“Hey Look Ma, I Made It” by Panic! At The Disco
By Jamie Lewis (‘19)
On June 22, 2018, American rock band Panic! At the Disco released its sixth studio album Pray for the Wicked. Panic reached its second No. 1 album during the week of July first and previously in January of 2016.
Pray for the Wicked created a number of chart-toppers, like “High Hopes”, “Say Amen (Saturday Night”, and “Hey Look Ma, I made It.”
Panic’s current bop that may be heard over Hits 1 radio station is “Hey Look Ma, I Made It.” Track number 3 of Pray for the Wicked might sound like lead singer Brendon Urie is boasting about his success. However, Urie takes a different route and exposes the other side of the entertainment business.

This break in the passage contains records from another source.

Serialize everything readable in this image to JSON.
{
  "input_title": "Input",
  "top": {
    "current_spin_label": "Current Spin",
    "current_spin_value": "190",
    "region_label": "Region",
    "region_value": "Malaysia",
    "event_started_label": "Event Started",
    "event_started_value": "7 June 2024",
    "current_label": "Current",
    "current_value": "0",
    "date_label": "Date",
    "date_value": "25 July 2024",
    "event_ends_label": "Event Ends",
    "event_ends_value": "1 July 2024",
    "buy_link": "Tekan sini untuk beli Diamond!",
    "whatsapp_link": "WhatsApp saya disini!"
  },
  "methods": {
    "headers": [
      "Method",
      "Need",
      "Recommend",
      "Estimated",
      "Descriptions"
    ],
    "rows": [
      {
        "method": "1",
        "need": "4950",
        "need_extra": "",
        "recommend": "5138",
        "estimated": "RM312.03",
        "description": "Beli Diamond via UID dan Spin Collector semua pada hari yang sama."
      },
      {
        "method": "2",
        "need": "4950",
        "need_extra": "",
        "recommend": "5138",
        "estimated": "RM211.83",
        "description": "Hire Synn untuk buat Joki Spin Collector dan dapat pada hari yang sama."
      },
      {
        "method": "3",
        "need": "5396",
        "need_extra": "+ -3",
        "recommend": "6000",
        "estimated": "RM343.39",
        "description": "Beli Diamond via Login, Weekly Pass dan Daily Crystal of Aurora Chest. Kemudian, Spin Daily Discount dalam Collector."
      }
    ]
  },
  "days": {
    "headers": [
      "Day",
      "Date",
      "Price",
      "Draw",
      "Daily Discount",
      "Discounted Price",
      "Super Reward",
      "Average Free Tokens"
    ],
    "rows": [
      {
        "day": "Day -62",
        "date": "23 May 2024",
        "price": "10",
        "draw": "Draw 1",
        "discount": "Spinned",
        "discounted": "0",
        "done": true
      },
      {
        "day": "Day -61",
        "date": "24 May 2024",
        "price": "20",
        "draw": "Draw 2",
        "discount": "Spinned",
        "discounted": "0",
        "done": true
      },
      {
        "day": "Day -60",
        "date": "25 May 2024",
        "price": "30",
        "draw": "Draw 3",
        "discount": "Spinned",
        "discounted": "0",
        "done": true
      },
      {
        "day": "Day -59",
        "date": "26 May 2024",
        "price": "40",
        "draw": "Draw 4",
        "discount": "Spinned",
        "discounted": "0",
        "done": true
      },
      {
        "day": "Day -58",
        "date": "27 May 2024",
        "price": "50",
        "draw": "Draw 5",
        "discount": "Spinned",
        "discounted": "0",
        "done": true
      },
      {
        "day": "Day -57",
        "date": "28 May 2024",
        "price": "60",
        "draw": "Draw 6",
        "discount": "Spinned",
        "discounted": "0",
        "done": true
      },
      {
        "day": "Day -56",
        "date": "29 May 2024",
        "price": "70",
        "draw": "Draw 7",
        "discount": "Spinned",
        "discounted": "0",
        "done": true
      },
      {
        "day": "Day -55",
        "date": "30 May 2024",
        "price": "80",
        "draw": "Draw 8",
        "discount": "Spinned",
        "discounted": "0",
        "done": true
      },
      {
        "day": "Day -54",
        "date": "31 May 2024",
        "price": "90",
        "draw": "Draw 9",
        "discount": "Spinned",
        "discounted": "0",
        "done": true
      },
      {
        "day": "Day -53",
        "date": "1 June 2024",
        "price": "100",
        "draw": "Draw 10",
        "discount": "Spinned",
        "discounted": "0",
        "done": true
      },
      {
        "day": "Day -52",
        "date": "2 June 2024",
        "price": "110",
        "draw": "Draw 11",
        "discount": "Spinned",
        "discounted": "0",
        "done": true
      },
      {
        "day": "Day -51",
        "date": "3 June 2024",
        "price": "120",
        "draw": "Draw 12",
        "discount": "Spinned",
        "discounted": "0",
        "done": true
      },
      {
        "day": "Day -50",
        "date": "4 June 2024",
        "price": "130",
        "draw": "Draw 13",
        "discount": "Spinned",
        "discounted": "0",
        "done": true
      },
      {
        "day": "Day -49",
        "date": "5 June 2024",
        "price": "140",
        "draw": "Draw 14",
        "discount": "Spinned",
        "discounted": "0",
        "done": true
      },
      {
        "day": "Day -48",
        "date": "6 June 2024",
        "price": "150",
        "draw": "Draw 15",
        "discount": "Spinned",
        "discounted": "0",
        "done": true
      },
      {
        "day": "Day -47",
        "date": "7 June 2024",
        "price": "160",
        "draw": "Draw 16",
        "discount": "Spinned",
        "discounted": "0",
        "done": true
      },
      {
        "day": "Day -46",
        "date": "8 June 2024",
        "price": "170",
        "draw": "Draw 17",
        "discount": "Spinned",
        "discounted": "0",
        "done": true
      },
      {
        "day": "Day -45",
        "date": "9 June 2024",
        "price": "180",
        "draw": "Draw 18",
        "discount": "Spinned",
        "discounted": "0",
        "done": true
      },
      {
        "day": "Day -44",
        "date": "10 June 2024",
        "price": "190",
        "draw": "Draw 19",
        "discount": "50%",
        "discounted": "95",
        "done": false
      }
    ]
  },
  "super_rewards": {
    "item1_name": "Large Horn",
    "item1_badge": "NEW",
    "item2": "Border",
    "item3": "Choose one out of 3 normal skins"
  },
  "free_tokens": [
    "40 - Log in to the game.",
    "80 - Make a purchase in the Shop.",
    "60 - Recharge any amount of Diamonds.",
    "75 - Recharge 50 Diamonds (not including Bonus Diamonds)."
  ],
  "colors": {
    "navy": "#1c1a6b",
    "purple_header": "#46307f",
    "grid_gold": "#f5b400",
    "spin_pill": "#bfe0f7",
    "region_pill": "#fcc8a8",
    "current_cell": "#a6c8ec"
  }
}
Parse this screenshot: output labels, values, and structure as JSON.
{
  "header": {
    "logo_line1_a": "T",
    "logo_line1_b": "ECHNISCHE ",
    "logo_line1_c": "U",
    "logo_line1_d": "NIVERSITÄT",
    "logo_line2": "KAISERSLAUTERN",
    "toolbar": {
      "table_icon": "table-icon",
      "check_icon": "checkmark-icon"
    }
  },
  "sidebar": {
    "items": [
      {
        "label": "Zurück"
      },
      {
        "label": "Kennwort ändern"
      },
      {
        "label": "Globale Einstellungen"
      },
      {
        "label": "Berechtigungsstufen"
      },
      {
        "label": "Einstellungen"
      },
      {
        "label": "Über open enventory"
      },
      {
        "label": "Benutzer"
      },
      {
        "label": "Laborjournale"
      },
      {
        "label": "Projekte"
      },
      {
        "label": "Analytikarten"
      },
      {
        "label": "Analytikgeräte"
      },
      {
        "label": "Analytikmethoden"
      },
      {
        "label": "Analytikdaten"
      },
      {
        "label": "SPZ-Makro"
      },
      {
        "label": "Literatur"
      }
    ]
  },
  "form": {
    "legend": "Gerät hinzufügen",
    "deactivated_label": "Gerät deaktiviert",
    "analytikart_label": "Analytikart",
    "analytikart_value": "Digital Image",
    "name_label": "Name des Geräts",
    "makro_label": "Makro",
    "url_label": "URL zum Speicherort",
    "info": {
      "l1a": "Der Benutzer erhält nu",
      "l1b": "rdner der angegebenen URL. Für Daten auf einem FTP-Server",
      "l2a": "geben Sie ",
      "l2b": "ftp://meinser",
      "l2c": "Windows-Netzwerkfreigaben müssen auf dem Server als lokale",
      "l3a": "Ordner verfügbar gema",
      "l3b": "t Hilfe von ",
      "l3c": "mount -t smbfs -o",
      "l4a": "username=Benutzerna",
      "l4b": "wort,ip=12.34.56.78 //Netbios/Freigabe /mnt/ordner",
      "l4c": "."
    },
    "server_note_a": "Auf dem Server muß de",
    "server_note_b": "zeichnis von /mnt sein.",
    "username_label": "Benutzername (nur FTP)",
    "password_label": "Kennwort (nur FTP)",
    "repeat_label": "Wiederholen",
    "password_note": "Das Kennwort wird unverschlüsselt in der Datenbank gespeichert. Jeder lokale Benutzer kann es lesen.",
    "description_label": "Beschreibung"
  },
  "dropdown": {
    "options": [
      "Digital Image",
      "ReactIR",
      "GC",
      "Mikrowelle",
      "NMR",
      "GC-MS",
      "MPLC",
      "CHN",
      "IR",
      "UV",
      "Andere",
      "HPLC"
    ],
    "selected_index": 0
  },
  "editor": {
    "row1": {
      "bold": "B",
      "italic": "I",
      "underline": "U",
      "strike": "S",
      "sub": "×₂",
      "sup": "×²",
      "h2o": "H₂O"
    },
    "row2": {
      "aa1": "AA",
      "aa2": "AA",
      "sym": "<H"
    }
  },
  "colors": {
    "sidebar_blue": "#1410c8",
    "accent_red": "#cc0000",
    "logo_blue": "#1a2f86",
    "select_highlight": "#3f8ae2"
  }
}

In Panic’s music video, Urie transforms into a puppet, which refers to being taken advantage of by the higher-ups in the music industry. The puppet indicates Urie’s unfortunate role as a tool to make money.
Another key theme of the track is the idea of fake friends. Urie sings, “Friends are happy for me, or they're honeysuckle phonies. Then they celebrate my medals, or they wanna take my trophies.”
Through his lyrics, Urie explains how his “friends” are simply people who take advantage of him because he worked hard to accumulate success. Urie wants his fans to understand that the people you meet along your journey are not always as good as they claim to be.
Urie emphasizes the importance of keeping your eyes on the prize because it is very easy to lose sight of how to live your dreams while trying to make ends meet.
The puppet version of Urie is shown struggling to find the right track in his life throughout the music video in order to convey the unfortunate struggles many artists undergo. For example, puppet Urie explores Los Angeles and is on the front cover of magazines like Rolling Stone, but his success does not last.
Soon enough, puppet Urie gets caught up in a drug and alcohol addiction because of the dreadful people surrounding him. By the end of the music video, the puppet is tossed into a pile of lifeless puppets, which conveys the idea of lost fame, success, and talent.
“Hey Look Ma, I Made It” shares a unique story of fame, friendship, and failure through its hard truth-lyrics and upbeat instrumentals. Panic! At the Disco wants all listeners to take chances and live the fortune they were granted before it is too late.